Whereas the actors are entertaining throughout, and bring what little depth there possibly can be brought to such a decidedly one-dimensional display of stick figures, "Black and White" stumbles because its messages are never reasonably dealt with in any sort of satisfying manner. For example, several scenes hint at making a statement about the distressing distance between removed parents and their children, but it never reaches any sort of conclusion. Nor does anything else in "Black in White;" things just happen, simply because they happen, and before you have had time to take it all in, you are already onto the next scene.
The finale is particularly anticlimactic, as we are treated to a bogus "Six Months Later" title card, which then reveals what happened to all of the characters. This gimmicky epilogue would be tolerable if not for its ludicrous payoff.

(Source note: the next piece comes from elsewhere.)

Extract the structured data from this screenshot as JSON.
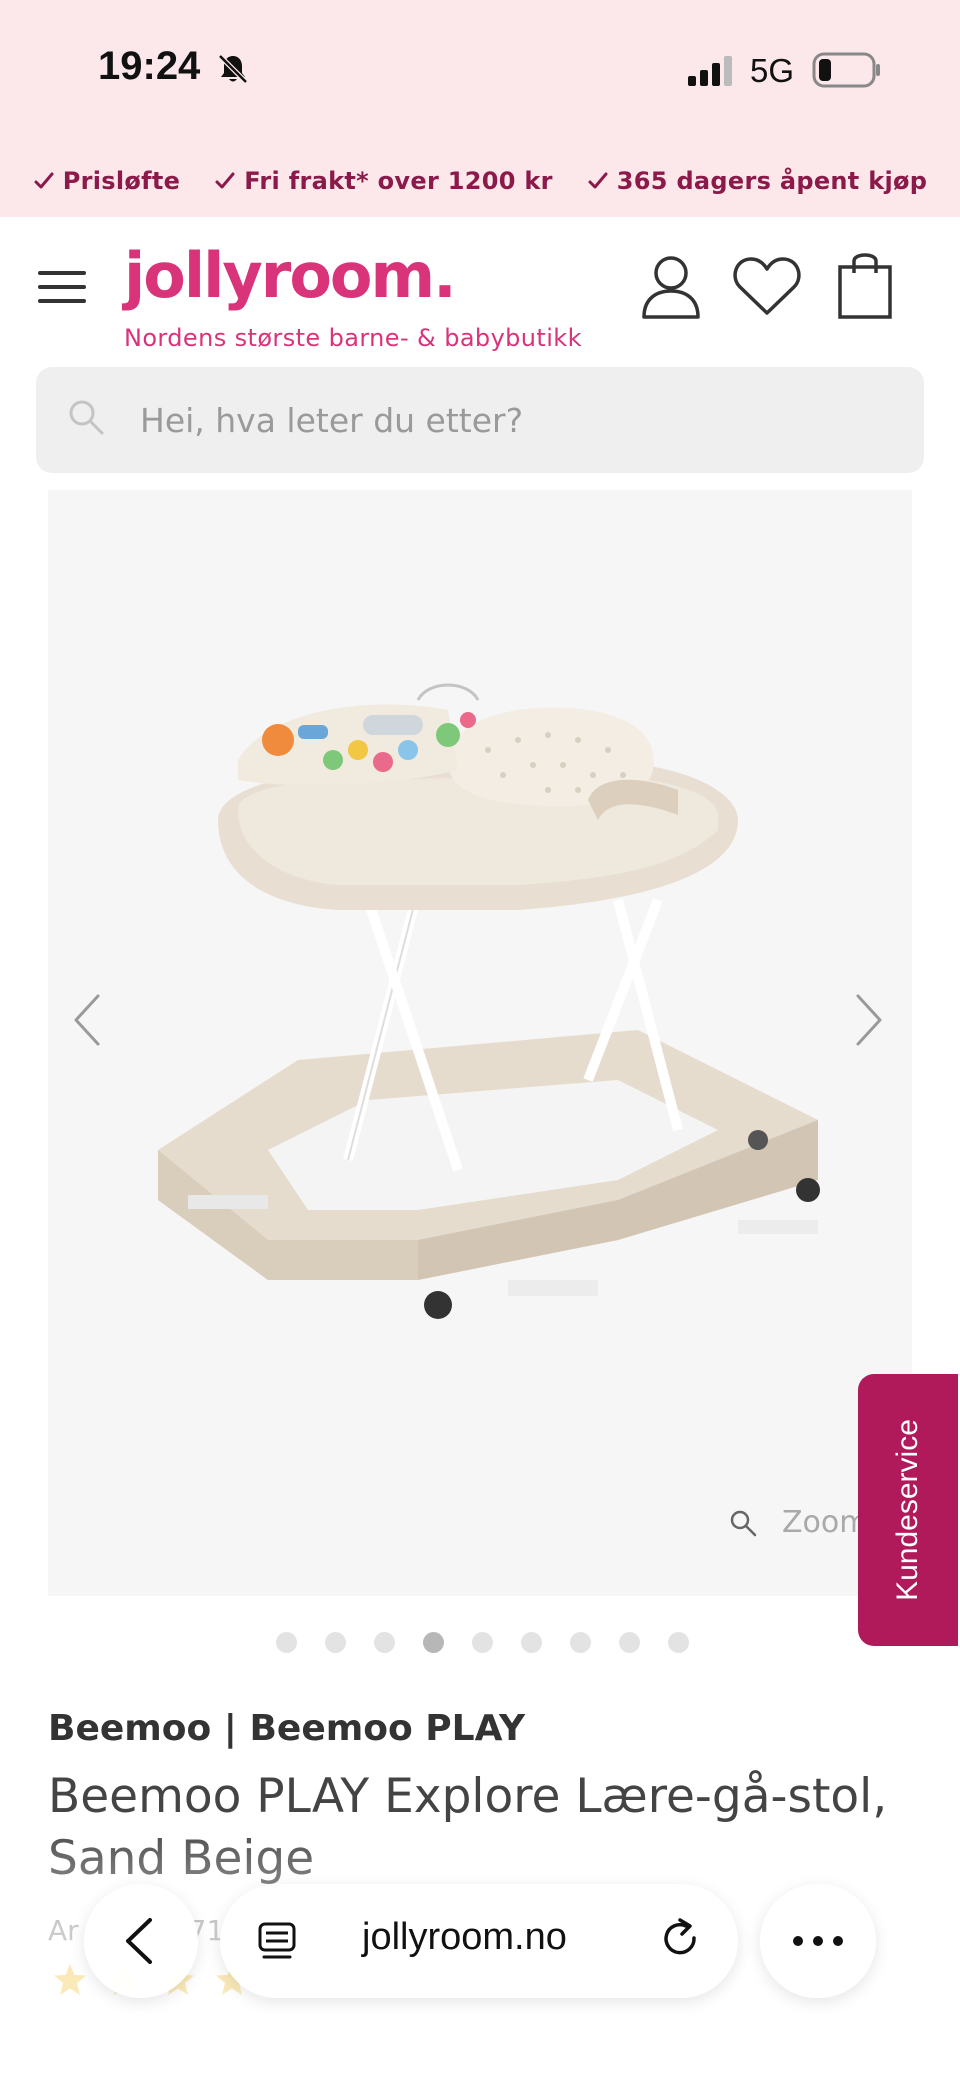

Credit "Black and White" for its occasional flashes of storytelling originality, but Robert Altman has done the same thing one-hundred times better, and with a remarkable and startling depth that Toback cries for, and so unfortunately lacks.
©1999 by Dustin Putman